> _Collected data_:
▬▬▬▬▬▬
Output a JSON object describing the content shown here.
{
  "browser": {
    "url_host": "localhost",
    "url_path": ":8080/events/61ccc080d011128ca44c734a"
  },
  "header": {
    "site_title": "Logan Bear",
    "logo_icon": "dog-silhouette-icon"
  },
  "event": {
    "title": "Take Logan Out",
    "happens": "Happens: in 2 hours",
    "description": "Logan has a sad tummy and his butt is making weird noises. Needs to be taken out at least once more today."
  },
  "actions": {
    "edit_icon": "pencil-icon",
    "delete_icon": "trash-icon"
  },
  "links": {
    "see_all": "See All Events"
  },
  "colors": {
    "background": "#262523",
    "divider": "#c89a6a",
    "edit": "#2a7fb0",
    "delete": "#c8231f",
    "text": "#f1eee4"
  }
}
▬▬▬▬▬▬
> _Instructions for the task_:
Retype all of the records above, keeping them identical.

> _Solution for this problem_:
Output a JSON object describing the content shown here.
{
  "browser": {
    "url_host": "localhost",
    "url_path": ":8080/events/61ccc080d011128ca44c734a"
  },
  "header": {
    "site_title": "Logan Bear",
    "logo_icon": "dog-silhouette-icon"
  },
  "event": {
    "title": "Take Logan Out",
    "happens": "Happens: in 2 hours",
    "description": "Logan has a sad tummy and his butt is making weird noises. Needs to be taken out at least once more today."
  },
  "actions": {
    "edit_icon": "pencil-icon",
    "delete_icon": "trash-icon"
  },
  "links": {
    "see_all": "See All Events"
  },
  "colors": {
    "background": "#262523",
    "divider": "#c89a6a",
    "edit": "#2a7fb0",
    "delete": "#c8231f",
    "text": "#f1eee4"
  }
}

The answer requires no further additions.